Darrell Ehrlick

(Daily Montanan) Attorneys defending Montana Attorney General Austin Knudsen before the state’s Commission on Practice, which disciplines and regulates the legal profession, said they need more time to prepare a defense for Knudsen, who faces 41 counts of ethical violations.

Knudsen, a Republican who is running for re-election in November, has three attorneys — Mark D. Parker of Billings; Tyler Green of Salt Lake City; and Solicitor General Christian Corrigan, a state employee.

In a Tuesday filing to the Montana Supreme Court, the trio of attorneys list four reasons for delaying the hearing and trial of Knudsen, which is currently scheduled for July 17.

The attorneys said that depositions from Montana Court Administrator Beth McLaughlin and her attorney Randy Cox have uncovered “new information that provides a basis for amending (Knudsen’s) answer.” They also said that Corrigan and his wife are expecting a child in early August, and that Corrigan has the best command of the specific facts of the case.

However, Knudsen’s attorneys cite two other pieces of information about the case. In the first, the attorneys detail their efforts to try to depose all seven members of the Montana Supreme Court and Butte-Silver Bow District Judge Kurt Krueger, who was selected to sit on the case. Knudsen’s attorneys believe the judge and the justices may have information relevant to the case.

Furthermore, the court documents said that the new information from McLaughlin and Cox will be incorporated into Knudsen’s defense, and they need time to do so. The commission on practice could take any number of possible disciplinary actions if they find Knudsen acted improperly, including suspending his law license.

Some of the ethical allegations center on whether Knudsen refused to comply with a lawful order of the Montana Supreme Court, or supported a subpoena of court records, held by McLaughlin, as the chief courts administrator, without proper notification.

Attorneys for Knudsen argue the hearing and trial should be postponed until the commission’s October meeting.

In paperwork filed with the motion for a continuation, Knudsen’s legal team included several letters between attorneys. One of those from Green asks Montana Supreme Court Chief Justice Mike McGrath to allow attorneys to depose the justices and Krueger, saying it should take no longer than four hours apiece.

However, the attorney representing the Montana Supreme Court replied that the information they were seeking was privileged.

“We disagree that taking depositions of sitting judges in the Commission on Practice proceeding is appropriate or permissible,” said Helena Attorney Amy D. Christensen. “The court’s nonpublic proceedings relating to Brown vs. Gianforte and McLaughlin vs. Montana State Legislature, like other nonpublic court proceedings, are privileged and not subject to disclosure through a deposition or other testimony.”

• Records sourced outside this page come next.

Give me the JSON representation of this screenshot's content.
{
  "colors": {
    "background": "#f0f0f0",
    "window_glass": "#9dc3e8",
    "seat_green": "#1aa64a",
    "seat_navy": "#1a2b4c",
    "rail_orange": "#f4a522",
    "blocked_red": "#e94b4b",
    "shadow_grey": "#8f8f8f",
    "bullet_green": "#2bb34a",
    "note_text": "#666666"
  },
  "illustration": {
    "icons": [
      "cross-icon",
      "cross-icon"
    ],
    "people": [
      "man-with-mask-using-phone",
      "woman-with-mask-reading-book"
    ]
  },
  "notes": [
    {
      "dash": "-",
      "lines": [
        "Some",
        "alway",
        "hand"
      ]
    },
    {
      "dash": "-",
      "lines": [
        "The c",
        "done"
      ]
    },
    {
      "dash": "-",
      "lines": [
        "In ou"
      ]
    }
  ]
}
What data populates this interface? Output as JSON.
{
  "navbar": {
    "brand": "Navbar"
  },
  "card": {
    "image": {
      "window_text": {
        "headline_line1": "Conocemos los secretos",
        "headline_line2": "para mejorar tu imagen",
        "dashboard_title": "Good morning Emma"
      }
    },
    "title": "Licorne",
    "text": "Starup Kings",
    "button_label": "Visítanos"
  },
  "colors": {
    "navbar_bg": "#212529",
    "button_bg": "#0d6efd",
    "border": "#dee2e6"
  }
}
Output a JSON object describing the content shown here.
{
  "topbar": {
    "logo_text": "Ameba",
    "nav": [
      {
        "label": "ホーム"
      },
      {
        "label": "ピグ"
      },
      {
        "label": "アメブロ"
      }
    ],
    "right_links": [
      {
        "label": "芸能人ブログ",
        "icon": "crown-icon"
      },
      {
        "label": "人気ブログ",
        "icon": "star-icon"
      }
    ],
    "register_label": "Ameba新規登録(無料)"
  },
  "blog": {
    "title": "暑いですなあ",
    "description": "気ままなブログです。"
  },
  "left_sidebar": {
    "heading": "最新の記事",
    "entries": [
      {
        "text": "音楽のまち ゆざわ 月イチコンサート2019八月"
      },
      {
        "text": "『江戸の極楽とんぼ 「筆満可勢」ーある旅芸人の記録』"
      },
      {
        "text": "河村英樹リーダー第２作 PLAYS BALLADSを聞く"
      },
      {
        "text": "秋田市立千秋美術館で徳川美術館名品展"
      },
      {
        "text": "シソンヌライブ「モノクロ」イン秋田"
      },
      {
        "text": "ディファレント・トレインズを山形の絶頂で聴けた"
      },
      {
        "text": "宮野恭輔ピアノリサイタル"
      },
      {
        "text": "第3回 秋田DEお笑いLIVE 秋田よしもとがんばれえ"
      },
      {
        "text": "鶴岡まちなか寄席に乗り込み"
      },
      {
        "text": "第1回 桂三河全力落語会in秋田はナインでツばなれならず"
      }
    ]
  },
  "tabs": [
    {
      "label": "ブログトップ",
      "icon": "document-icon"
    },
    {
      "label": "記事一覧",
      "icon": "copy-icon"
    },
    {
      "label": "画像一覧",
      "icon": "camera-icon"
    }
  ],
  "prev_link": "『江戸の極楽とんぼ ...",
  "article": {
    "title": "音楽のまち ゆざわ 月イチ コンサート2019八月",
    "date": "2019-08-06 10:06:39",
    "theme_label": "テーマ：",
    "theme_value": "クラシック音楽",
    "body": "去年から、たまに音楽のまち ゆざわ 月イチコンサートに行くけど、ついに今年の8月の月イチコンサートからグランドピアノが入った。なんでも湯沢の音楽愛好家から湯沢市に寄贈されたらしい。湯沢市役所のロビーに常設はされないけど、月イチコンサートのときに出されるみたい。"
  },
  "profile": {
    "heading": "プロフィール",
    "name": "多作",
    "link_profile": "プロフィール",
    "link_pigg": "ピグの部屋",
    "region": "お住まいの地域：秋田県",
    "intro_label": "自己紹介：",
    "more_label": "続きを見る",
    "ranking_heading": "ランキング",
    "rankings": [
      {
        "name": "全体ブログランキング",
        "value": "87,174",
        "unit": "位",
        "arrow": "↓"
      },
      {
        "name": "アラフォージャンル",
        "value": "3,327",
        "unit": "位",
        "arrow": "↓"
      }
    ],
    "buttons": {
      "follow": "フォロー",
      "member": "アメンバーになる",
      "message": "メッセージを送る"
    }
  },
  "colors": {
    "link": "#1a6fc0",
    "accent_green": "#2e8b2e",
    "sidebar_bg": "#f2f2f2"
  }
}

In its Supreme Court filings, Knudsen’s attorneys said the issue “remains unresolved,” and said it will need additional time to negotiate or, if necessary, “litigate for a resolution.”

“The Montana Supreme Court justices and Judge Krueger are ‘the only witnesses with access to facts that will allow the defense to test the veracity of some of the Office of Disciplinary Counsel’s allegations.,” attorneys for Knudsen said.

The Office of Disciplinary Counsel handles complaints against members of the state bar,  and also conduct disciplinary investigations, and recommend sanctions. It told the attorneys representing Knudsen that it opposed all reasons for the delay except for continuing the case because of Corrigan’s child.